Problem to solve -> Pictures must be kept out of the copy. Every entry is to be duplicated exactly.

BEGIN Supplied information

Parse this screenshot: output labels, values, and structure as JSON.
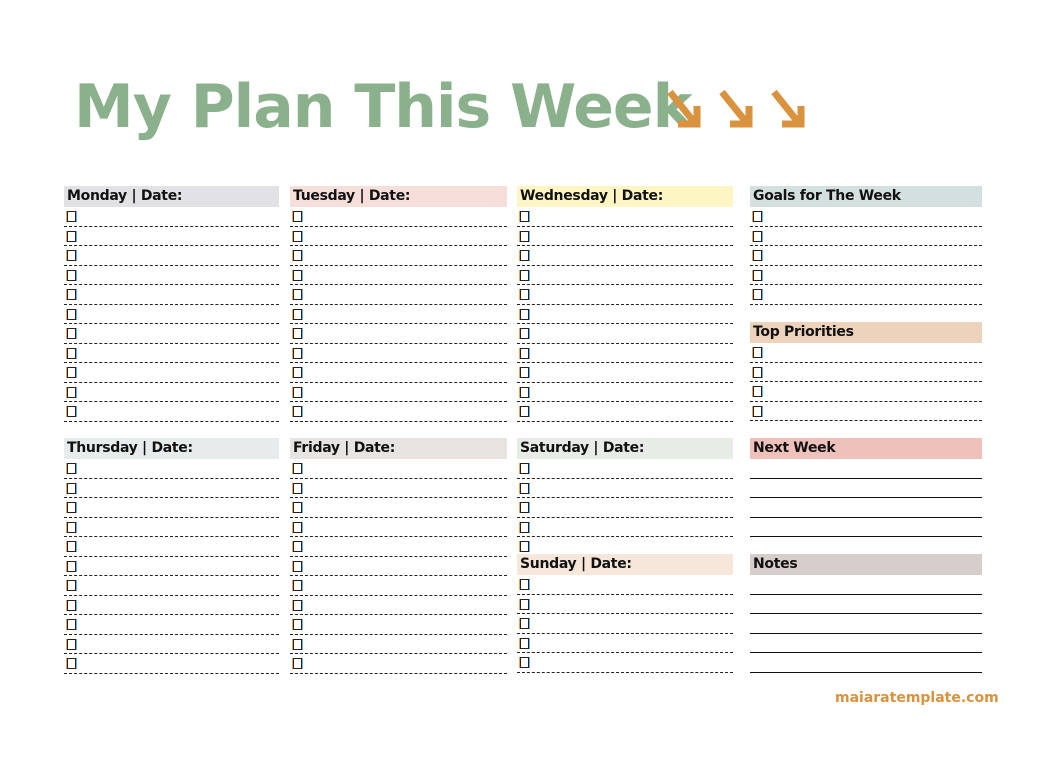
{
  "title": "My Plan This Week",
  "title_icon": "arrow-down-right-icon",
  "colors": {
    "title": "#8bb08c",
    "arrows": "#d9923e",
    "footer": "#d9923e"
  },
  "days": [
    {
      "label": "Monday | Date:",
      "color": "#e1e1e6",
      "rows": 11
    },
    {
      "label": "Tuesday | Date:",
      "color": "#f6dfdb",
      "rows": 11
    },
    {
      "label": "Wednesday | Date:",
      "color": "#fdf6c4",
      "rows": 11
    },
    {
      "label": "Thursday | Date:",
      "color": "#e6eceb",
      "rows": 11
    },
    {
      "label": "Friday | Date:",
      "color": "#e8e4e2",
      "rows": 11
    },
    {
      "label": "Saturday | Date:",
      "color": "#e7ede6",
      "rows": 5
    },
    {
      "label": "Sunday | Date:",
      "color": "#f6e7da",
      "rows": 5
    }
  ],
  "side": {
    "goals": {
      "label": "Goals for The Week",
      "color": "#d3e0df",
      "rows": 5
    },
    "priorities": {
      "label": "Top Priorities",
      "color": "#edd3bb",
      "rows": 4
    },
    "next_week": {
      "label": "Next Week",
      "color": "#efc1bb",
      "lines": 4
    },
    "notes": {
      "label": "Notes",
      "color": "#d5ceca",
      "lines": 5
    }
  },
  "footer": "maiaratemplate.com"
}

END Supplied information

Solved exercise ->
Parse this screenshot: output labels, values, and structure as JSON.
{
  "title": "My Plan This Week",
  "title_icon": "arrow-down-right-icon",
  "colors": {
    "title": "#8bb08c",
    "arrows": "#d9923e",
    "footer": "#d9923e"
  },
  "days": [
    {
      "label": "Monday | Date:",
      "color": "#e1e1e6",
      "rows": 11
    },
    {
      "label": "Tuesday | Date:",
      "color": "#f6dfdb",
      "rows": 11
    },
    {
      "label": "Wednesday | Date:",
      "color": "#fdf6c4",
      "rows": 11
    },
    {
      "label": "Thursday | Date:",
      "color": "#e6eceb",
      "rows": 11
    },
    {
      "label": "Friday | Date:",
      "color": "#e8e4e2",
      "rows": 11
    },
    {
      "label": "Saturday | Date:",
      "color": "#e7ede6",
      "rows": 5
    },
    {
      "label": "Sunday | Date:",
      "color": "#f6e7da",
      "rows": 5
    }
  ],
  "side": {
    "goals": {
      "label": "Goals for The Week",
      "color": "#d3e0df",
      "rows": 5
    },
    "priorities": {
      "label": "Top Priorities",
      "color": "#edd3bb",
      "rows": 4
    },
    "next_week": {
      "label": "Next Week",
      "color": "#efc1bb",
      "lines": 4
    },
    "notes": {
      "label": "Notes",
      "color": "#d5ceca",
      "lines": 5
    }
  },
  "footer": "maiaratemplate.com"
}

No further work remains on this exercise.